> EXERCISE GOAL:
Return every line from the records below that has the word "this".
* * * * * * * * *
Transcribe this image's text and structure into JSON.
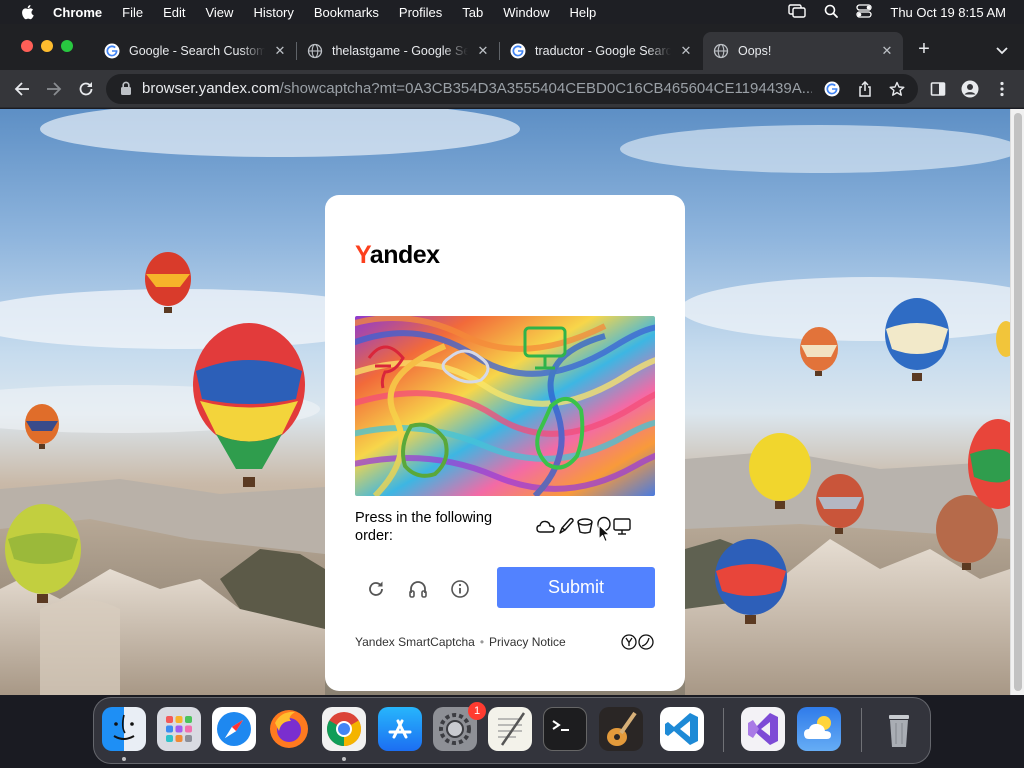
{
  "menubar": {
    "app": "Chrome",
    "items": [
      "File",
      "Edit",
      "View",
      "History",
      "Bookmarks",
      "Profiles",
      "Tab",
      "Window",
      "Help"
    ],
    "clock": "Thu Oct 19  8:15 AM"
  },
  "tabs": [
    {
      "title": "Google - Search Custom",
      "icon": "google-icon",
      "active": false
    },
    {
      "title": "thelastgame - Google Search",
      "icon": "globe-icon",
      "active": false
    },
    {
      "title": "traductor - Google Search",
      "icon": "google-icon",
      "active": false
    },
    {
      "title": "Oops!",
      "icon": "globe-icon",
      "active": true
    }
  ],
  "toolbar": {
    "url_host": "browser.yandex.com",
    "url_path": "/showcaptcha?mt=0A3CB354D3A3555404CEBD0C16CB465604CE1194439A..."
  },
  "captcha": {
    "logo_first": "Y",
    "logo_rest": "andex",
    "instruction": "Press in the following order:",
    "hint_icons": [
      "cloud-icon",
      "pencil-icon",
      "bucket-icon",
      "balloon-icon",
      "monitor-icon"
    ],
    "submit_label": "Submit",
    "footer_brand": "Yandex SmartCaptcha",
    "footer_separator": "•",
    "footer_privacy": "Privacy Notice"
  },
  "colors": {
    "accent": "#5282ff",
    "yandex_red": "#fc3f1d"
  },
  "dock": {
    "notification_badge": "1",
    "apps": [
      "finder-icon",
      "launchpad-icon",
      "safari-icon",
      "firefox-icon",
      "chrome-icon",
      "app-store-icon",
      "system-settings-icon",
      "textedit-icon",
      "terminal-icon",
      "garageband-icon",
      "vscode-icon",
      "visual-studio-icon",
      "weather-icon",
      "trash-icon"
    ]
  }
}
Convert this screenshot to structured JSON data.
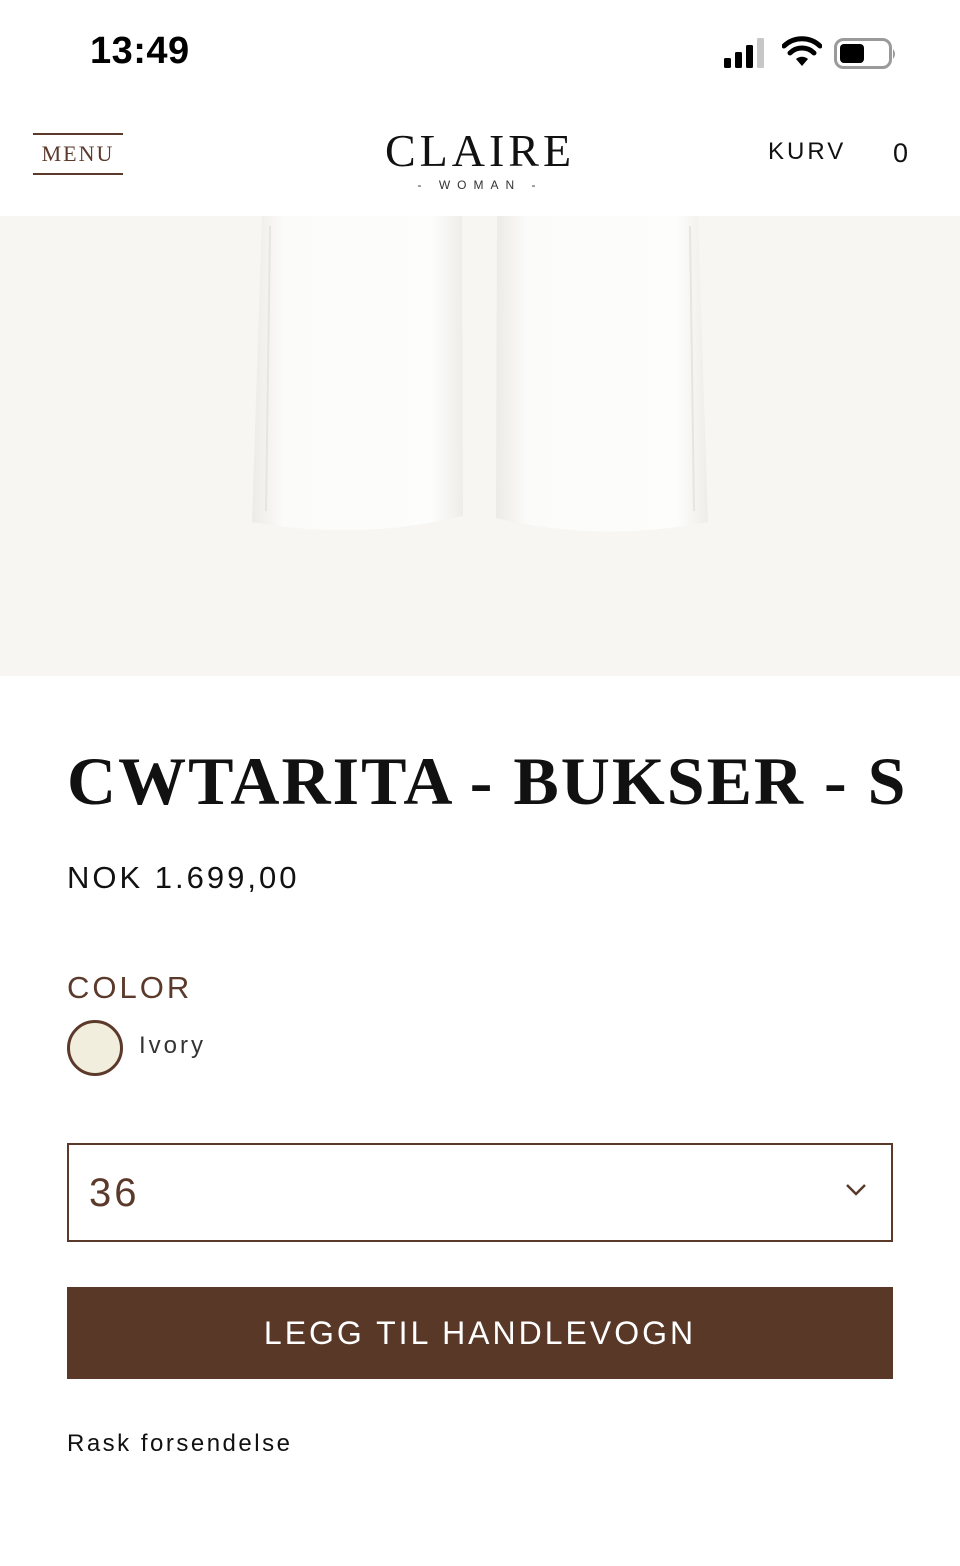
{
  "status_bar": {
    "time": "13:49",
    "icons": [
      "signal-icon",
      "wifi-icon",
      "battery-icon"
    ]
  },
  "header": {
    "menu_label": "MENU",
    "logo_main": "CLAIRE",
    "logo_sub": "- WOMAN -",
    "cart_label": "KURV",
    "cart_count": "0"
  },
  "product": {
    "title": "CWTARITA - BUKSER - S",
    "price": "NOK 1.699,00",
    "color_label": "COLOR",
    "color_name": "Ivory",
    "color_swatch_hex": "#f1eedd",
    "size_selected": "36",
    "add_to_cart_label": "LEGG TIL HANDLEVOGN",
    "shipping_note": "Rask forsendelse"
  },
  "colors": {
    "brand_brown": "#5a3828",
    "image_background": "#f7f6f2"
  }
}
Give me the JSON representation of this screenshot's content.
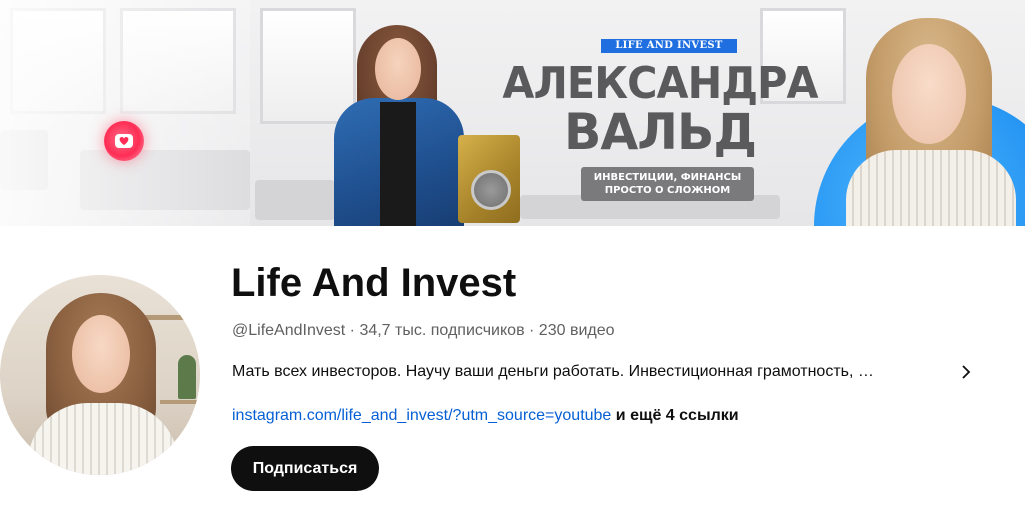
{
  "banner": {
    "tag": "LIFE AND INVEST",
    "name_line1": "АЛЕКСАНДРА",
    "name_line2": "ВАЛЬД",
    "subtitle_line1": "ИНВЕСТИЦИИ, ФИНАНСЫ",
    "subtitle_line2": "ПРОСТО О СЛОЖНОМ",
    "colors": {
      "tag_bg": "#1f6fe0",
      "subtitle_bg": "#7a7a7d",
      "accent_circle": "#1e8ff0"
    }
  },
  "channel": {
    "title": "Life And Invest",
    "handle": "@LifeAndInvest",
    "separator": "·",
    "subscribers": "34,7 тыс. подписчиков",
    "videos": "230 видео",
    "description": "Мать всех инвесторов. Научу ваши деньги работать. Инвестиционная грамотность, …",
    "link": "instagram.com/life_and_invest/?utm_source=youtube",
    "more_links": "и ещё 4 ссылки",
    "subscribe_label": "Подписаться"
  },
  "icons": {
    "description_expand": "chevron-right-icon",
    "banner_badge": "heart-badge-icon"
  }
}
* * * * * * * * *
> RESPONSE AREA:
Transcribe this image's text and structure into JSON.
Convert this screenshot to structured JSON data.
Give me the JSON representation of this screenshot's content.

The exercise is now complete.